By: Diane Stirling
|Student Ben Glidden's Tweet on things he'd rather do than attend SU's Block Party reached worldwide trending topic status.|
S.I. Newhouse School of Public Communications student Ben Glidden (@beneg92 on Twitter), who describes himself as “a socialmedia addict from Maine,” a student in the iSchool course, “Social Media in the Enterprise,” sparked a comment that became a worldwide trending topic at 2:00 AM on Tuesday, March 27.
Last Wednesday, the online chat #CMGRChat, moderated by Kelly Lux, iSchool Social Media Strategist and Jenn Pedde, an SU alumna, was second-to-the-top in worldwide trends. #CMGRchat discusses issues in online community management and social media communities.
For Ben, the Twitter spiral began when University Union at Syracuse University announced additional band lineups for the annual SU Block Party. That’s when student reaction – and a tweet inundation -- ensued. Ben thought out loud and online about a range of activities he’d prefer to do than attend the event, given the musical selections announced. In Twitter-style humor, he invited others to add their comments at the hashtag, #ThingsIdRatherDoThanGoToBlockParty.
As viral things go, an avalanche of tweets turned Ben’s comment into much more -- a meme – plus an entrepreneurial opportunity for him and a teachable moment for his classmates.
Memes occur in real time as community conversations about a common experience. They spread quickly and build momentum when others add to the format of the joke, according to iSchool Assistant Professor of Practice Anthony Rotolo, who teaches social media. “Memes usually tap into the common experience people are having—it’s kind of like a group therapy session that is meant to be comical, and the humor is specific to the community,” Rotolo explained. “It’s interesting to see that a meme that was created by a student can so quickly become a trending topic on Twitter,” he said, noting how the viral conversation has drawn the attention of, and is being tweeted about by some of today’s influential social media practitioners.
The attention of the trending topic caused further chain reactions:
• An Information Space blog post describing the rend was posted by student Anne Marie Suchanek
• A Storify illustration of the tweet chain was created by classmate Brad Slavin
• And a website dedicated to “other things to do,” that attracted more attention, receiving 50,000 hits over the next several hours.
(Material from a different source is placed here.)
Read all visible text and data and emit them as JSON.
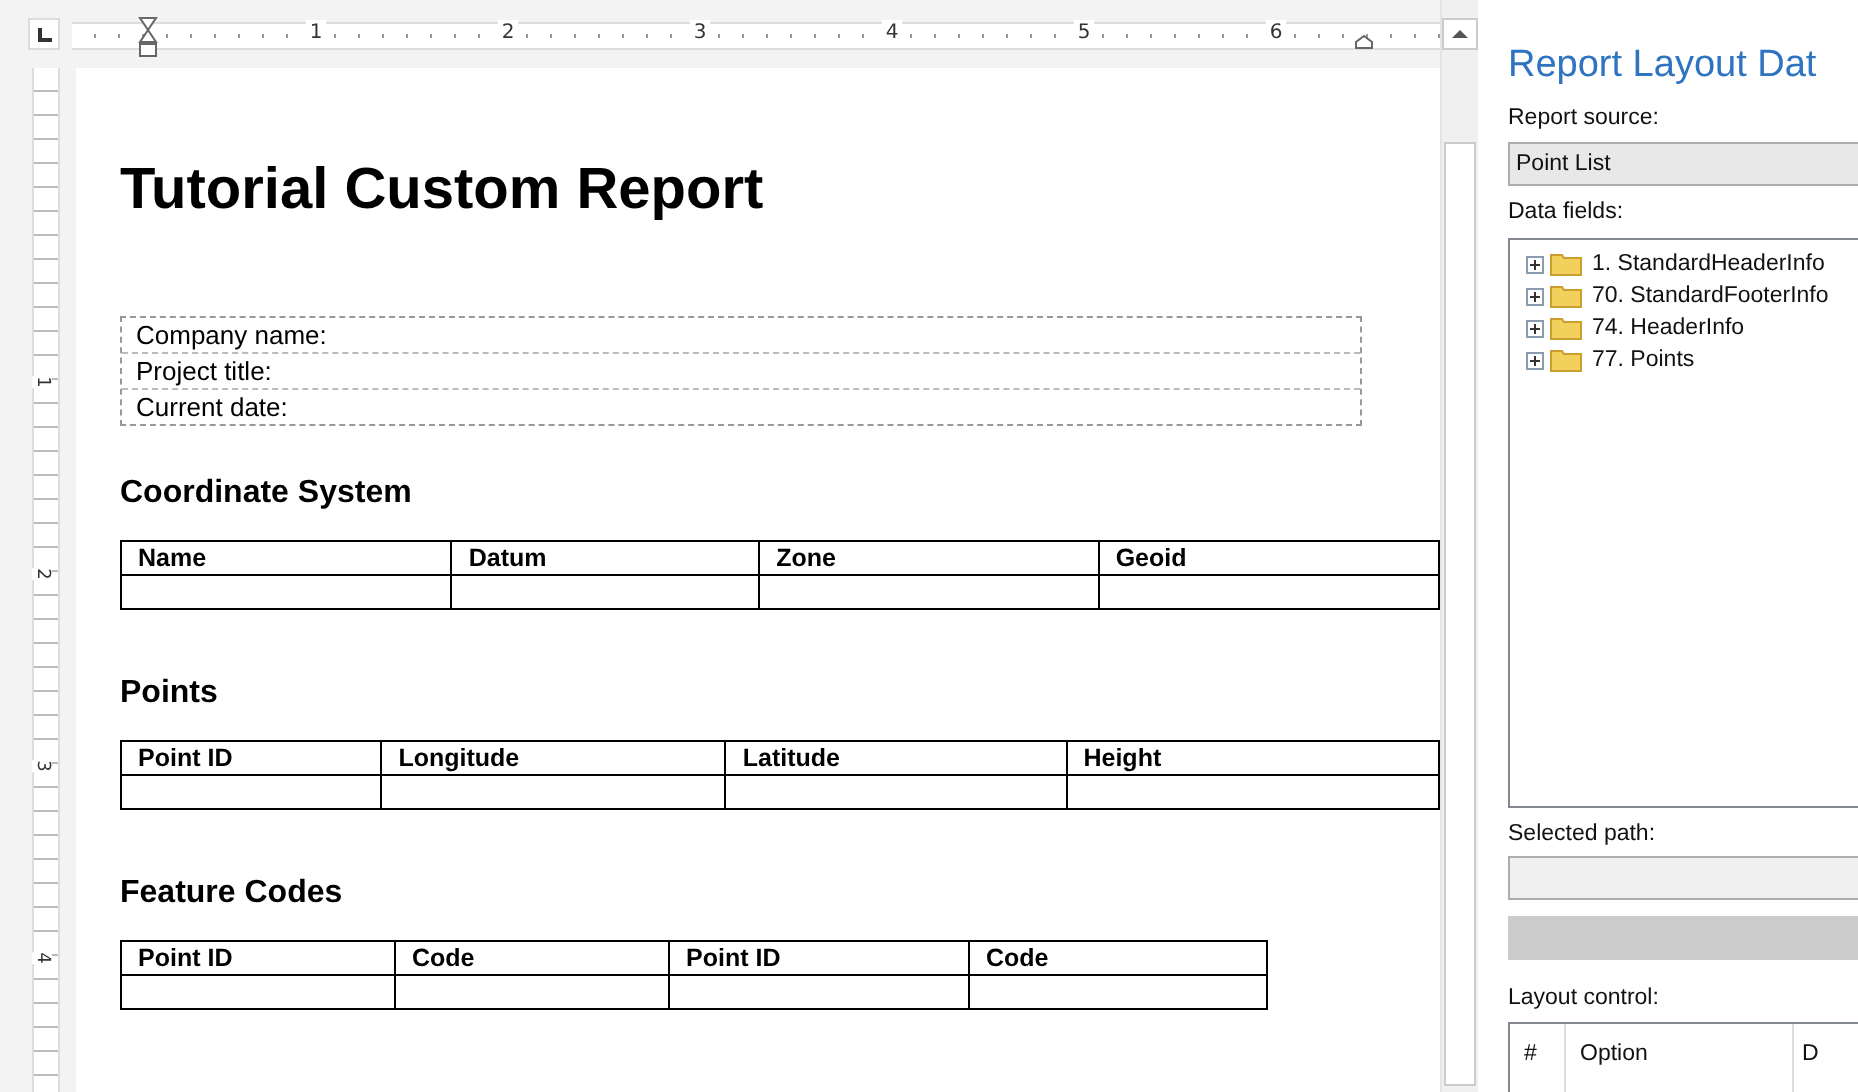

“Those are the kind of moments you capitalize on, that can turn into entrepreneurial moments,” Rotolo explained. “That’s why it’s great that the iSchool not only teaches about social media, but also emphasizes entrepreneurship. You can be entrepreneurial in real time, and that’s what this is illustrating.”
iSchool Social Media Strategist Lux sees the trending statistics as an example of how deeply engaged today’s students are with social media—and through social media, with each other as a student community. “Every semester, we’ve seen our students become more involved in social media, especially on Twitter. They really have formed a community around Syracuse that enables these things to take off once they get started,” she observed.
As news of the trending topic began to stream out through social channels, the hashtag’s popularity started to be covered in other outlets, including Syracuse.com and SU’s Daily Orange.
Ben continues to respond to what he started. Earlier in the day, as if to explain himself and the reaction the Twitter path that ensued, Ben tweeted, “That whole hashtag thing was a solid 1.5 hour distraction to this paper I should be writing…” But then you could see his broad smile, even if it was expressed in just 140 characters. Responding to a question asking if it was he who started the whole hashtag thing, all Ben could say was, “Haha, one of my proudest moments as a Twitter user!”